Jeremy Hunt has announced his second fiscal statement and first Budget as Chancellor amidst a challenging economic backdrop. The public finances remain fragile, and there is an ongoing cost of living crisis that needs addressing. Additionally, the Government’s borrowing has increased, adding further pressure to an already complex situation.
But how does it impact the housing market?
Mortgage rates increasing
More than a million households on fixed-rate mortgage deals are thought to be bracing themselves for interest rate shock when they come to remortgage later this year.
The Office for National Statistics (ONS) shows 1.4 million households are due to remortgage fixed rate deals in 2023.
Most fixed-rate mortgages in the UK (57%) will come up for renewal this year with most fixed at interest rates below 2%.
House prices could drop
The Office for Budget Responsibility forecast that house prices could fall by 10% over the next two years. Rising mortgage rates and the squeeze on household income could cause house prices to go down, according to an Office for Budget Responsibility forecast.
Nationwide Building Society said house prices had fallen by 1.1% in the year to February. This is the biggest annual fall since 2012. However, figures from Halifax suggest otherwise, with prices rising by 2.1% over the same period.
It’s important, now more than ever, for estate agents to not hide from the truth, even if it’s not very positive news. Transparency is key, and there’s no point in burying your head in the sand. There’s no point in pretending things are rosy when they’re not. At Boothroyd & Co, we understand that the current situation in the housing market can be difficult, but we’re here to help our clients navigate it with honesty and openness.
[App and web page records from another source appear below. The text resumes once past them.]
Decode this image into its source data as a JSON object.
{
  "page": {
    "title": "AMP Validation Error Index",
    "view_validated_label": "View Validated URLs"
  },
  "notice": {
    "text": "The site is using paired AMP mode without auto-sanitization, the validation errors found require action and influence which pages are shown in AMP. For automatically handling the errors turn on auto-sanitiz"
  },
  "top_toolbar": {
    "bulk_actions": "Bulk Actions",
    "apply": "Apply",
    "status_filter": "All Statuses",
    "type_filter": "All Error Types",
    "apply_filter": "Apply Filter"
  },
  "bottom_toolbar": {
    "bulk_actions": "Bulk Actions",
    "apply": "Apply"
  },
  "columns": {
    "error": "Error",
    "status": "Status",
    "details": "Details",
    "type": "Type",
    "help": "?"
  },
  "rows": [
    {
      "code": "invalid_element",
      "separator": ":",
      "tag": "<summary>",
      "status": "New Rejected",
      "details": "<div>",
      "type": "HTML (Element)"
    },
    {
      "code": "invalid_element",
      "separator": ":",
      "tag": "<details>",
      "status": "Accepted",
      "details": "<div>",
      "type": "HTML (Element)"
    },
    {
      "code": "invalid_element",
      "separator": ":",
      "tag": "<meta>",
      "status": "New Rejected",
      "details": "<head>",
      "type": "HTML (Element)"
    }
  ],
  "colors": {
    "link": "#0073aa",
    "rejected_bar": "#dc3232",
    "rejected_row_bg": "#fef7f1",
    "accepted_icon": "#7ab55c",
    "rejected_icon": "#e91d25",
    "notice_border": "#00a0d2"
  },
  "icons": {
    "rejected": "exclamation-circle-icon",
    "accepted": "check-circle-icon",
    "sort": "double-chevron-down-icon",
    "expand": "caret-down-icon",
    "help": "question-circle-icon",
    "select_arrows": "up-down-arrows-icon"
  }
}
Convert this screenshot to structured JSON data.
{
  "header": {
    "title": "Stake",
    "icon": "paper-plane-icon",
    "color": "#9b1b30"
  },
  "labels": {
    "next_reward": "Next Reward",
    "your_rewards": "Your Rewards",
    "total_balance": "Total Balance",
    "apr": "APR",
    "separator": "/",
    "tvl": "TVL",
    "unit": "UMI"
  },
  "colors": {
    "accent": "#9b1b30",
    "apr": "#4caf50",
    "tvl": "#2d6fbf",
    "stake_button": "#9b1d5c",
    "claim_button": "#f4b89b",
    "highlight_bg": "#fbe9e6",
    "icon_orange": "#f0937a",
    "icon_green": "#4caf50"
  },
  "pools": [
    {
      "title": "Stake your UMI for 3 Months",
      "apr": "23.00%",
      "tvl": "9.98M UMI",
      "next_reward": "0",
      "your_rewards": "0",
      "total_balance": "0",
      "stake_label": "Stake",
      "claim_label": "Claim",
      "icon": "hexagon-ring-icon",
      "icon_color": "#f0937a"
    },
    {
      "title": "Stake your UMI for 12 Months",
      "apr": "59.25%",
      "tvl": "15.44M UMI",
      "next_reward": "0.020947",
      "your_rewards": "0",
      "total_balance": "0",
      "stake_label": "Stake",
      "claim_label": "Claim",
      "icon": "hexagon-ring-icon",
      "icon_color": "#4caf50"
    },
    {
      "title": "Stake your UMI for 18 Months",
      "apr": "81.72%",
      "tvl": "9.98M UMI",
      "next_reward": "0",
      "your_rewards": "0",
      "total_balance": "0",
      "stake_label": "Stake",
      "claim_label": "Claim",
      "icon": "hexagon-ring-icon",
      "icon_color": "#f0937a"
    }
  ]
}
What else did the budget cover?
The Government and OBR are suggesting that the UK will avoid a technical recession this year and the economy will grow by 1.8% next year due to the suggested Spring Budget plans:
Energy bill support
Mr Hunt announced that the Energy Price Guarantee had been capped at £2,500 for three months — ending in June. In July, the cap will be lowered to £2,100.
Under the new Spring Budget, the benefits system will undergo the most significant revamp in a decade. Mr Hunt will put a lot of emphasis on getting 6.6 million economically inactive people back to work.
Hunt also announced that the childcare system would be given a £4 billion expansion to ensure eligible children are given 30 free hours.
The housing market
The housing market was barely mentioned in this year’s Spring Budget, and with the affordability of homeownership currently at its worst in 150 years, many in the industry are calling for support for first-time buyers.
If you need help wrapping your head around the most recent budget, get in touch. Boothroyd & Company is a long-established, independent, family-run Estate Agency with an unrivalled reputation for uncompromising professionalism, integrity, discretion and expertise.